I absolutely know those words will come back to bite me in the ass. That’s okay. I also know that I am not a very good poster child for modern consumerism. I am reluctant to embrace new things, whether they be pieces of technology or geometry trends. I am superstitious about my shoes and cleats. I fear high pivot idler wheels. It took me decades to trust index shifting. I have trouble wearing polyester, for crying out loud. And I do not want my refrigerator to order groceries. Ever.
The hypocrisy is obvious. I love dropper posts. I love full suspension, even though I will never, in however many orbits of the sun this skinbag I am inhabiting has left, need more than about 140mm of the stuff. I love hydraulic disc brakes. I love gears! All of these have been things I’ve bristled against at some point in the past. Well, all except dropper posts.
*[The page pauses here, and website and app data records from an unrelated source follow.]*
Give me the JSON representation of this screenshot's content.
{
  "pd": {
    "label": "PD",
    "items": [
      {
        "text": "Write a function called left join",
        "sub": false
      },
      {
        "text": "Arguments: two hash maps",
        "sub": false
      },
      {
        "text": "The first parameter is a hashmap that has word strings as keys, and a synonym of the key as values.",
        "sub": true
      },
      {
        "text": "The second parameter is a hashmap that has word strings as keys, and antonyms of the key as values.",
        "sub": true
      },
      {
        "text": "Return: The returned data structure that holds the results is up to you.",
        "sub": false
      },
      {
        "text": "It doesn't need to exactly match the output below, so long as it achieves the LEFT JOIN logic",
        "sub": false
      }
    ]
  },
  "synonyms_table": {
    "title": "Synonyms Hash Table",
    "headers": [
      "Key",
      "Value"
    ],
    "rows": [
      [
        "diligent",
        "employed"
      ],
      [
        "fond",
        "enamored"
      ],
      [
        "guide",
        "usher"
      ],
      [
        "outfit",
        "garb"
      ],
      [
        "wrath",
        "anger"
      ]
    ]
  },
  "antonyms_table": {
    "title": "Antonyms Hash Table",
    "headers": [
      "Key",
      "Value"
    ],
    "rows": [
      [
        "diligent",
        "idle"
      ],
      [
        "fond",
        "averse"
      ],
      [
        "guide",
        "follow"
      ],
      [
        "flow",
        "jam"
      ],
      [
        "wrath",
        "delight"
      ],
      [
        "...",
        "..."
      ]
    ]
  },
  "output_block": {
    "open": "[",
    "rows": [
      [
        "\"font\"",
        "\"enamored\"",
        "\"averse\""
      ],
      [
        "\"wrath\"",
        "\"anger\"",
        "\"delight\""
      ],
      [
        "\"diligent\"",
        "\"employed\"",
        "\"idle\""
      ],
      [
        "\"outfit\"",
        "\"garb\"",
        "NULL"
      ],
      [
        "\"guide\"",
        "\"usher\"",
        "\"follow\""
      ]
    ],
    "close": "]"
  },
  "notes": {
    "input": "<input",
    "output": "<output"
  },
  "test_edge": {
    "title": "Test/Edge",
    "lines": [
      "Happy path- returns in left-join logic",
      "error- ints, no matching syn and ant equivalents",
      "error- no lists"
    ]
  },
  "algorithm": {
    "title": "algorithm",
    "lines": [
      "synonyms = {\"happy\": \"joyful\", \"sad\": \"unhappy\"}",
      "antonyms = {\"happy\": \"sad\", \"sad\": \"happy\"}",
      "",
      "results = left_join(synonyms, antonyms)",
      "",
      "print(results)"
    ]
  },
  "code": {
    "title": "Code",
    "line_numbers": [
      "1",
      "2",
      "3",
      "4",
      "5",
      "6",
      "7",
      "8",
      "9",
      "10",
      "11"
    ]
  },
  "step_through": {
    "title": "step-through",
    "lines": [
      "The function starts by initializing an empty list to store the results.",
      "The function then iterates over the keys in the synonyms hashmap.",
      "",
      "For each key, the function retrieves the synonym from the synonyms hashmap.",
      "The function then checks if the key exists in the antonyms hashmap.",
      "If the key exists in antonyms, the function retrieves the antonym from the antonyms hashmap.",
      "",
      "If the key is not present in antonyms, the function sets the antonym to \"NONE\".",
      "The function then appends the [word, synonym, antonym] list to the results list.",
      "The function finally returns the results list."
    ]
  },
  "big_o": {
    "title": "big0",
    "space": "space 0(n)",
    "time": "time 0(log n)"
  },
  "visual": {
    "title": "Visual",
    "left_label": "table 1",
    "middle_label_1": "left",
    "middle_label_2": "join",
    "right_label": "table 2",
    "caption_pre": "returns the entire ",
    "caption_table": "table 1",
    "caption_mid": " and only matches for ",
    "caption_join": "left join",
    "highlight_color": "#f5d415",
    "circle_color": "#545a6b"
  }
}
After returning the Bike Of The Future, I settled back into some rides aboard the yellow steel Falconer. Going uphill hurt again, in a familiar and lovable way. The gears responded to the pull of the cable just as they had a month earlier, the seatpost went up and down like it usually did, even with that telltale “this will only get worse” few millimeters of sponginess at the top. The sight of the brake hose and rear shift cable slinking shiny and black along the top tube didn’t seem so bad anymore. I whispered a quiet apology as we rode, happily out of step with time. Then I made a mental note to buy some zip ties and then check on how my investment in lithium futures was doing, as I nudged a shifter that tugged a wire that moved a derailleur that shifted a gear…